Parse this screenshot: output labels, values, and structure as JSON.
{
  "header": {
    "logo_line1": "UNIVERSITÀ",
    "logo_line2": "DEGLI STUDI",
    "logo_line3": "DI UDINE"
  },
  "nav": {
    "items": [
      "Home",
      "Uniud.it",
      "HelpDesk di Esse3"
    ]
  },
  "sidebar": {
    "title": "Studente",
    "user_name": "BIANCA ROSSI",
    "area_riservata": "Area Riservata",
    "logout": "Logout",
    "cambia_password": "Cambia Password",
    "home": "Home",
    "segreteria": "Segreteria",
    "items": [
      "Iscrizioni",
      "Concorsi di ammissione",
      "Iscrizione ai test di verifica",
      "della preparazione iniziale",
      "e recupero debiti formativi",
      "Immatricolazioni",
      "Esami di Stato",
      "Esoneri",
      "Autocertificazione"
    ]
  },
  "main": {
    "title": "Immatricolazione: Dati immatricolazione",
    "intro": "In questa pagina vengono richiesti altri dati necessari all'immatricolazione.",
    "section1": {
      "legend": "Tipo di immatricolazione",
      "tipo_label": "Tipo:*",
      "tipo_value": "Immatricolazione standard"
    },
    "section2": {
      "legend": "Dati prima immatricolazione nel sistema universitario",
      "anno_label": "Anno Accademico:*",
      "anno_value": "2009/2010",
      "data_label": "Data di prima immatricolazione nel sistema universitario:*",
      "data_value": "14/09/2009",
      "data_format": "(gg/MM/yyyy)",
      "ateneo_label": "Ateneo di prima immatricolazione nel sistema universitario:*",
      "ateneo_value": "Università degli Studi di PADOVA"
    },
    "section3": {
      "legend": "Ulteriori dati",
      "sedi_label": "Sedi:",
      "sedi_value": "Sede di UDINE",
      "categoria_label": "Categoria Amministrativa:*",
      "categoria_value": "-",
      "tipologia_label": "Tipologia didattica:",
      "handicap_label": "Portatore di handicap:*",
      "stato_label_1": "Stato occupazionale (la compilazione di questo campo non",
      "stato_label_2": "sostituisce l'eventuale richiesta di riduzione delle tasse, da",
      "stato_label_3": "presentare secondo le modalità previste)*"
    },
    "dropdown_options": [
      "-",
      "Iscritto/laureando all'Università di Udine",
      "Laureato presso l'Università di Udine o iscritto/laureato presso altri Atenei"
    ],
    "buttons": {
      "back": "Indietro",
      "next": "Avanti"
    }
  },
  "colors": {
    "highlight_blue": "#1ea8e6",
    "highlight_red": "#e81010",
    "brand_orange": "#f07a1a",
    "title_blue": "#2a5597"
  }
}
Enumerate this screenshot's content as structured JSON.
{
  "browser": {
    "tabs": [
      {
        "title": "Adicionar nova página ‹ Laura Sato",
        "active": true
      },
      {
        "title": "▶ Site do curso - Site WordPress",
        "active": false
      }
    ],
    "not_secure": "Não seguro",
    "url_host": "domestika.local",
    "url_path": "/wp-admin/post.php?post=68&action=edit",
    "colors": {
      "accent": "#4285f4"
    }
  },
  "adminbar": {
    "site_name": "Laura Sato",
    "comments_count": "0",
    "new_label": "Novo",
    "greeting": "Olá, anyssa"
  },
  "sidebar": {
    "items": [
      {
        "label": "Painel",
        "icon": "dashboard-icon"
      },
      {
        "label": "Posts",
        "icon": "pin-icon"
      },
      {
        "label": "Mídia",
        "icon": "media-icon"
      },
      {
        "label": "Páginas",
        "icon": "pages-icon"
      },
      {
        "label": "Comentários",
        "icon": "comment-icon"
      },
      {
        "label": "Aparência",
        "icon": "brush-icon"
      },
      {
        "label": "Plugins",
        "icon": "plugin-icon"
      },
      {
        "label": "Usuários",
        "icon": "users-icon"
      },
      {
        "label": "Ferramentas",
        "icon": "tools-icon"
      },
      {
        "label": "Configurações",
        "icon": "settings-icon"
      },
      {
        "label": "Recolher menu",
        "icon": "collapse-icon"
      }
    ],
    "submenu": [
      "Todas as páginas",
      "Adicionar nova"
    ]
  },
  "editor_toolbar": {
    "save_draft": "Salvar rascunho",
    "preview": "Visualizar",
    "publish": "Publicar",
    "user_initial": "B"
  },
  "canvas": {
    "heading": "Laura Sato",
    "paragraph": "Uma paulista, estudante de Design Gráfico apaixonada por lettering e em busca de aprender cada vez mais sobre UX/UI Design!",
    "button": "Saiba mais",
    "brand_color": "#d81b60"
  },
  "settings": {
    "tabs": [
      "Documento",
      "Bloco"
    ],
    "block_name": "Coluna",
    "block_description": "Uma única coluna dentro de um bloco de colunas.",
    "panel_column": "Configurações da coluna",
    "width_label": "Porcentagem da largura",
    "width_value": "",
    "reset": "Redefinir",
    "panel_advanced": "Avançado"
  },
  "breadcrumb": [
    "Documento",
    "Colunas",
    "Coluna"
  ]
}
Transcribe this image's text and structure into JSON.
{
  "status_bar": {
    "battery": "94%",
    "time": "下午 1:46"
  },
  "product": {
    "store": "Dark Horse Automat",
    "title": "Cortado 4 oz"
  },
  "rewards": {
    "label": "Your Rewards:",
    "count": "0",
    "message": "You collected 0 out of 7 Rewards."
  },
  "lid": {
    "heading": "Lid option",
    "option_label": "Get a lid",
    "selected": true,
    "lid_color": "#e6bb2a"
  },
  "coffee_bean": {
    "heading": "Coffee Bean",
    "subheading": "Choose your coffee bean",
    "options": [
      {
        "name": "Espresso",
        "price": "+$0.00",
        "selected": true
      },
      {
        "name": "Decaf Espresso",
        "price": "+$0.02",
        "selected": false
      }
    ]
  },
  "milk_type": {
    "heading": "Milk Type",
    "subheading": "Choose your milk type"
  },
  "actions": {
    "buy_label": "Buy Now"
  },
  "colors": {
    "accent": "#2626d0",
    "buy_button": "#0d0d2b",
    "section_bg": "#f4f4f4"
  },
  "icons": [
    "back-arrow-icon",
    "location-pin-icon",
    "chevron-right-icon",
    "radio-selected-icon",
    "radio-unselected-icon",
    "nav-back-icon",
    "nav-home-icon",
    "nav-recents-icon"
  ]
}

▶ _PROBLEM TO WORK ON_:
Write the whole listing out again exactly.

▶ _RESPONSE BOX_:
Parse this screenshot: output labels, values, and structure as JSON.
{
  "header": {
    "logo_line1": "UNIVERSITÀ",
    "logo_line2": "DEGLI STUDI",
    "logo_line3": "DI UDINE"
  },
  "nav": {
    "items": [
      "Home",
      "Uniud.it",
      "HelpDesk di Esse3"
    ]
  },
  "sidebar": {
    "title": "Studente",
    "user_name": "BIANCA ROSSI",
    "area_riservata": "Area Riservata",
    "logout": "Logout",
    "cambia_password": "Cambia Password",
    "home": "Home",
    "segreteria": "Segreteria",
    "items": [
      "Iscrizioni",
      "Concorsi di ammissione",
      "Iscrizione ai test di verifica",
      "della preparazione iniziale",
      "e recupero debiti formativi",
      "Immatricolazioni",
      "Esami di Stato",
      "Esoneri",
      "Autocertificazione"
    ]
  },
  "main": {
    "title": "Immatricolazione: Dati immatricolazione",
    "intro": "In questa pagina vengono richiesti altri dati necessari all'immatricolazione.",
    "section1": {
      "legend": "Tipo di immatricolazione",
      "tipo_label": "Tipo:*",
      "tipo_value": "Immatricolazione standard"
    },
    "section2": {
      "legend": "Dati prima immatricolazione nel sistema universitario",
      "anno_label": "Anno Accademico:*",
      "anno_value": "2009/2010",
      "data_label": "Data di prima immatricolazione nel sistema universitario:*",
      "data_value": "14/09/2009",
      "data_format": "(gg/MM/yyyy)",
      "ateneo_label": "Ateneo di prima immatricolazione nel sistema universitario:*",
      "ateneo_value": "Università degli Studi di PADOVA"
    },
    "section3": {
      "legend": "Ulteriori dati",
      "sedi_label": "Sedi:",
      "sedi_value": "Sede di UDINE",
      "categoria_label": "Categoria Amministrativa:*",
      "categoria_value": "-",
      "tipologia_label": "Tipologia didattica:",
      "handicap_label": "Portatore di handicap:*",
      "stato_label_1": "Stato occupazionale (la compilazione di questo campo non",
      "stato_label_2": "sostituisce l'eventuale richiesta di riduzione delle tasse, da",
      "stato_label_3": "presentare secondo le modalità previste)*"
    },
    "dropdown_options": [
      "-",
      "Iscritto/laureando all'Università di Udine",
      "Laureato presso l'Università di Udine o iscritto/laureato presso altri Atenei"
    ],
    "buttons": {
      "back": "Indietro",
      "next": "Avanti"
    }
  },
  "colors": {
    "highlight_blue": "#1ea8e6",
    "highlight_red": "#e81010",
    "brand_orange": "#f07a1a",
    "title_blue": "#2a5597"
  }
}
Enumerate this screenshot's content as structured JSON.
{
  "browser": {
    "tabs": [
      {
        "title": "Adicionar nova página ‹ Laura Sato",
        "active": true
      },
      {
        "title": "▶ Site do curso - Site WordPress",
        "active": false
      }
    ],
    "not_secure": "Não seguro",
    "url_host": "domestika.local",
    "url_path": "/wp-admin/post.php?post=68&action=edit",
    "colors": {
      "accent": "#4285f4"
    }
  },
  "adminbar": {
    "site_name": "Laura Sato",
    "comments_count": "0",
    "new_label": "Novo",
    "greeting": "Olá, anyssa"
  },
  "sidebar": {
    "items": [
      {
        "label": "Painel",
        "icon": "dashboard-icon"
      },
      {
        "label": "Posts",
        "icon": "pin-icon"
      },
      {
        "label": "Mídia",
        "icon": "media-icon"
      },
      {
        "label": "Páginas",
        "icon": "pages-icon"
      },
      {
        "label": "Comentários",
        "icon": "comment-icon"
      },
      {
        "label": "Aparência",
        "icon": "brush-icon"
      },
      {
        "label": "Plugins",
        "icon": "plugin-icon"
      },
      {
        "label": "Usuários",
        "icon": "users-icon"
      },
      {
        "label": "Ferramentas",
        "icon": "tools-icon"
      },
      {
        "label": "Configurações",
        "icon": "settings-icon"
      },
      {
        "label": "Recolher menu",
        "icon": "collapse-icon"
      }
    ],
    "submenu": [
      "Todas as páginas",
      "Adicionar nova"
    ]
  },
  "editor_toolbar": {
    "save_draft": "Salvar rascunho",
    "preview": "Visualizar",
    "publish": "Publicar",
    "user_initial": "B"
  },
  "canvas": {
    "heading": "Laura Sato",
    "paragraph": "Uma paulista, estudante de Design Gráfico apaixonada por lettering e em busca de aprender cada vez mais sobre UX/UI Design!",
    "button": "Saiba mais",
    "brand_color": "#d81b60"
  },
  "settings": {
    "tabs": [
      "Documento",
      "Bloco"
    ],
    "block_name": "Coluna",
    "block_description": "Uma única coluna dentro de um bloco de colunas.",
    "panel_column": "Configurações da coluna",
    "width_label": "Porcentagem da largura",
    "width_value": "",
    "reset": "Redefinir",
    "panel_advanced": "Avançado"
  },
  "breadcrumb": [
    "Documento",
    "Colunas",
    "Coluna"
  ]
}
Transcribe this image's text and structure into JSON.
{
  "status_bar": {
    "battery": "94%",
    "time": "下午 1:46"
  },
  "product": {
    "store": "Dark Horse Automat",
    "title": "Cortado 4 oz"
  },
  "rewards": {
    "label": "Your Rewards:",
    "count": "0",
    "message": "You collected 0 out of 7 Rewards."
  },
  "lid": {
    "heading": "Lid option",
    "option_label": "Get a lid",
    "selected": true,
    "lid_color": "#e6bb2a"
  },
  "coffee_bean": {
    "heading": "Coffee Bean",
    "subheading": "Choose your coffee bean",
    "options": [
      {
        "name": "Espresso",
        "price": "+$0.00",
        "selected": true
      },
      {
        "name": "Decaf Espresso",
        "price": "+$0.02",
        "selected": false
      }
    ]
  },
  "milk_type": {
    "heading": "Milk Type",
    "subheading": "Choose your milk type"
  },
  "actions": {
    "buy_label": "Buy Now"
  },
  "colors": {
    "accent": "#2626d0",
    "buy_button": "#0d0d2b",
    "section_bg": "#f4f4f4"
  },
  "icons": [
    "back-arrow-icon",
    "location-pin-icon",
    "chevron-right-icon",
    "radio-selected-icon",
    "radio-unselected-icon",
    "nav-back-icon",
    "nav-home-icon",
    "nav-recents-icon"
  ]
}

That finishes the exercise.